When running a small business, one can delve deep into the day-to-day working elements of it, doing everything from answering the phones to planning the business marketing budget. Your employees, on the other hand, can’t be expected to show the same levels of dedication to the company. 

While they will be committed to your success, once they’ve done their daily eight hours’ worth of work, they’ll rightly turn their focus away. So if you have too high expectations of them, you run the risk of pushing them to the point of burnout. 

What are the signs of burnout? 

Commonly, an employee experiencing burnout will appear to be disengaged, demoralized and stressed. They’ll take frequent days off, call in sick often, and might suddenly quit.

The impact of one employee’s burnout can affect your other team members. At worst the news will spread to your customers, potentially shedding a negative light on your small business. People who are unhappy with their job tend to spread negativity, whether that’s intentional or not.  

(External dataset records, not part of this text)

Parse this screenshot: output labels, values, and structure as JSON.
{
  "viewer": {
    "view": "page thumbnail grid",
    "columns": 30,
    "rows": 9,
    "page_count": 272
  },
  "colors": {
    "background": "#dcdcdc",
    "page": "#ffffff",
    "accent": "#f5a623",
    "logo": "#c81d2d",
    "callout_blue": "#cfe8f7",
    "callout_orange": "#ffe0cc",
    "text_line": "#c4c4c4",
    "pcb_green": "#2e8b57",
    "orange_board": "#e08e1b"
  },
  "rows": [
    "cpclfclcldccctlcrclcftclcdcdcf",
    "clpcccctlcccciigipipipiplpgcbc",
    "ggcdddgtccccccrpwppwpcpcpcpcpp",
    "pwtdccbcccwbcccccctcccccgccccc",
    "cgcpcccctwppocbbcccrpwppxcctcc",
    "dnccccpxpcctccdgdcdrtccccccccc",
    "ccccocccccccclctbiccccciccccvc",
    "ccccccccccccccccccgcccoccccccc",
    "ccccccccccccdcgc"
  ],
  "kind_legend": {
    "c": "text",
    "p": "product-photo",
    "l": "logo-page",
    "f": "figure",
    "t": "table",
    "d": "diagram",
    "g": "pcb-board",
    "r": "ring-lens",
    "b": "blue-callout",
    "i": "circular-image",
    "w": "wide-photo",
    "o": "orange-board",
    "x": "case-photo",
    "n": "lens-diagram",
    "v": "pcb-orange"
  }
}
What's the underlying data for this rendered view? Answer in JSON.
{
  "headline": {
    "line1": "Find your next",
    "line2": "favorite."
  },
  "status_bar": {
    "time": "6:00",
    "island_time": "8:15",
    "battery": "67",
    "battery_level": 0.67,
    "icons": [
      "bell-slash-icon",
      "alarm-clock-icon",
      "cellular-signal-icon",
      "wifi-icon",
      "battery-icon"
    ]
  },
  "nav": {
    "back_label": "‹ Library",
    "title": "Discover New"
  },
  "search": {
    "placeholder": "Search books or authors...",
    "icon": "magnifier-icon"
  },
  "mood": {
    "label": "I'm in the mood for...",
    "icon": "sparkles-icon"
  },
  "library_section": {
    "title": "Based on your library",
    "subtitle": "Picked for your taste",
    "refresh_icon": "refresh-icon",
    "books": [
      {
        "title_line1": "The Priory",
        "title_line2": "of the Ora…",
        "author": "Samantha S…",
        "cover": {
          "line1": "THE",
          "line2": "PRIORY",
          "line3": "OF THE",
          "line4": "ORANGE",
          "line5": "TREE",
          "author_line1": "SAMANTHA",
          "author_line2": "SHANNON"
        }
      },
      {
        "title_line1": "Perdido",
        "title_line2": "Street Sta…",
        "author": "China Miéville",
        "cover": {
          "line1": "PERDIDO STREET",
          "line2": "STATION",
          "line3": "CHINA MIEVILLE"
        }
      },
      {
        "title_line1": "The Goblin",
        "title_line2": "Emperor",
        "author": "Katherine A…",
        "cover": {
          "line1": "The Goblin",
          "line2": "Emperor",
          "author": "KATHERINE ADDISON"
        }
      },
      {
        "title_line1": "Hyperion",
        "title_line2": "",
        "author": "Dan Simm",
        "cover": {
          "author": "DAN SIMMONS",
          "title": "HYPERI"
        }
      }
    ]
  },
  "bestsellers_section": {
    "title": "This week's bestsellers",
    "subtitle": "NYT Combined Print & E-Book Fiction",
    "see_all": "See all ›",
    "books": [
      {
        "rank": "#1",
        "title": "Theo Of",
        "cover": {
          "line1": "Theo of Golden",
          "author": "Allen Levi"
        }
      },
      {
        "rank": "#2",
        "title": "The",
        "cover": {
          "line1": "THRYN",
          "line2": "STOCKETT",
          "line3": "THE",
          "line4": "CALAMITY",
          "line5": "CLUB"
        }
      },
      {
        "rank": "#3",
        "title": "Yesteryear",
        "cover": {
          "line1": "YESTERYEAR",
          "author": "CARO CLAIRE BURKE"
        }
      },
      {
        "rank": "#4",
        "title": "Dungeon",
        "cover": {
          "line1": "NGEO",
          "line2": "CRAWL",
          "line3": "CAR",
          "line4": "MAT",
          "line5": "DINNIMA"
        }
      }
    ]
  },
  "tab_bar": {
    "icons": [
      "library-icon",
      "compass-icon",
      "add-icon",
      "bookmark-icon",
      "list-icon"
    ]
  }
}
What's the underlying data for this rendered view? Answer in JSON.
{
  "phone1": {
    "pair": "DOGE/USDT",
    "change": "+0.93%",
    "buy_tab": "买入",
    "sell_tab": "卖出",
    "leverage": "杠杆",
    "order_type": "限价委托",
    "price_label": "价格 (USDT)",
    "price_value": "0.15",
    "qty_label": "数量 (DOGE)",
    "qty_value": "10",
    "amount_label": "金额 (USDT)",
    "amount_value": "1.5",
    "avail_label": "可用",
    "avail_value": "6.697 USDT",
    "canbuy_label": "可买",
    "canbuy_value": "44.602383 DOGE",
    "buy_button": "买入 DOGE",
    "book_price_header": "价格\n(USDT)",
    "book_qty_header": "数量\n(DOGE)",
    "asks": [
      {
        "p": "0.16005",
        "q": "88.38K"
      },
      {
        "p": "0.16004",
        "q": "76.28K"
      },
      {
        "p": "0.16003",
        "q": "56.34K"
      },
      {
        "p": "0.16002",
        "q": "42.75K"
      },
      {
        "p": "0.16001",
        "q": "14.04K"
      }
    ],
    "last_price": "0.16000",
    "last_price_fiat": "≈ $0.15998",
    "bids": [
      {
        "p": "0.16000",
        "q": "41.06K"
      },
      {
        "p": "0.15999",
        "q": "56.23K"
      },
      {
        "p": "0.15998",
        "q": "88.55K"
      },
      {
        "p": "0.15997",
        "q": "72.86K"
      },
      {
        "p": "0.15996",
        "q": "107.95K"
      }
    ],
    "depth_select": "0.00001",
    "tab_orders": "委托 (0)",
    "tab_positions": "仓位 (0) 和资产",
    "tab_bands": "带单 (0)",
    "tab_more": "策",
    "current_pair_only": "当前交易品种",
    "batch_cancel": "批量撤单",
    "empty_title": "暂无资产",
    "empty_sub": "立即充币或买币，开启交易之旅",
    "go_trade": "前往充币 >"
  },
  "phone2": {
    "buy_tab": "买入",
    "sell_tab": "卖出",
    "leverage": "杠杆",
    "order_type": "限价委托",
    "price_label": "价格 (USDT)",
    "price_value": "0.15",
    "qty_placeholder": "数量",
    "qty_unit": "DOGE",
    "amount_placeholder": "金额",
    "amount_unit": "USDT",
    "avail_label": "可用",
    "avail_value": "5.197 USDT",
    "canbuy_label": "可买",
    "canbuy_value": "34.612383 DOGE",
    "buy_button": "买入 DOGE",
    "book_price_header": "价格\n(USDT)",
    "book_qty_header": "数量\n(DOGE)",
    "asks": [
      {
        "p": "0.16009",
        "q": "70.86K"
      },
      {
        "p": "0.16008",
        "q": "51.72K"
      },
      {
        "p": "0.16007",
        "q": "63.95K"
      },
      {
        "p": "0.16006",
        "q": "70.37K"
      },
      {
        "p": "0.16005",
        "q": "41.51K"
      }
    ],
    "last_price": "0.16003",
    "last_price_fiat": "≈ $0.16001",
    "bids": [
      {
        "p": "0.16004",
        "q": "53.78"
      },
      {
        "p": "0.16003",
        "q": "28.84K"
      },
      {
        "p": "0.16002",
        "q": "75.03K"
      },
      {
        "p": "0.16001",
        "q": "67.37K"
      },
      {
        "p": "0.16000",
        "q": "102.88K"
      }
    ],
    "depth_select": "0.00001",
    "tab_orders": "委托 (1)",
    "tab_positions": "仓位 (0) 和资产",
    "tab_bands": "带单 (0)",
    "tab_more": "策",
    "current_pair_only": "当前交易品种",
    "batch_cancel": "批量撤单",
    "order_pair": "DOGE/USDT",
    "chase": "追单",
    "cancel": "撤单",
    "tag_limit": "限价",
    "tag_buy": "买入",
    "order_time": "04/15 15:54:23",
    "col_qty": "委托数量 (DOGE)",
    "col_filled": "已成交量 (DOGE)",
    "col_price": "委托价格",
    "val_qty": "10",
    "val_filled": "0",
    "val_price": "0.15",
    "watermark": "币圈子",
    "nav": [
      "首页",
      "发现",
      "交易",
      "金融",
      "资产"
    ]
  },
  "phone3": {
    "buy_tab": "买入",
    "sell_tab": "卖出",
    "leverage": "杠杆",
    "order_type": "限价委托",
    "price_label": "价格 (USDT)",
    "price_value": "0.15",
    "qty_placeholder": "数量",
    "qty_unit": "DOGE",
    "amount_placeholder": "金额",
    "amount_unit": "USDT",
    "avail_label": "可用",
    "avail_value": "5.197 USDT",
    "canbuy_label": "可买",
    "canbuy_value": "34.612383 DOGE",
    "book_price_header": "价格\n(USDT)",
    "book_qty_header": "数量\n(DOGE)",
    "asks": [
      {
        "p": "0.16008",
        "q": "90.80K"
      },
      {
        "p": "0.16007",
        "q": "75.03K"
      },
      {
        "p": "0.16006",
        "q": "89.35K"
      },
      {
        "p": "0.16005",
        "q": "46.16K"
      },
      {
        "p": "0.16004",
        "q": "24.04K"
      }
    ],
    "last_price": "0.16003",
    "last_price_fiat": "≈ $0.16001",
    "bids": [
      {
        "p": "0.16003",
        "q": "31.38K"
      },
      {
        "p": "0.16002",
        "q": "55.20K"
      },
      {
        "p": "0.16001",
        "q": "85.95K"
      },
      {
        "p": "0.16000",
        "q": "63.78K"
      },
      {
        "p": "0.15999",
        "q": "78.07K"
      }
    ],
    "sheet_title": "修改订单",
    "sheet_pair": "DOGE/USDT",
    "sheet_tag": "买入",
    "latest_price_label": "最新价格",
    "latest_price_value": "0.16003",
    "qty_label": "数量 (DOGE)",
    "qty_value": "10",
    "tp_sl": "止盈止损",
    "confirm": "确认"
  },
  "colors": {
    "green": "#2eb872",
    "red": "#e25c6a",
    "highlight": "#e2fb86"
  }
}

How can you prevent employee burnout? 

If you want to avoid the risk of burnout, you need a happy and productive workforce. That means:

  • Prioritising the needs of your employees, 
  • Supporting them
  • Valuing what they already do for you, 
  • Listening to their concerns

Another obvious but sometimes overlooked step is to reduce your employees’ workload by outsourcing tasks such as marketing, design and website development to an outside source. 

Although small business employees tend to wear many hats, help reduce their workload by outsourcing your marketing, content writing, design (including web design) to Hunter & Scribe. Contact us at [email protected]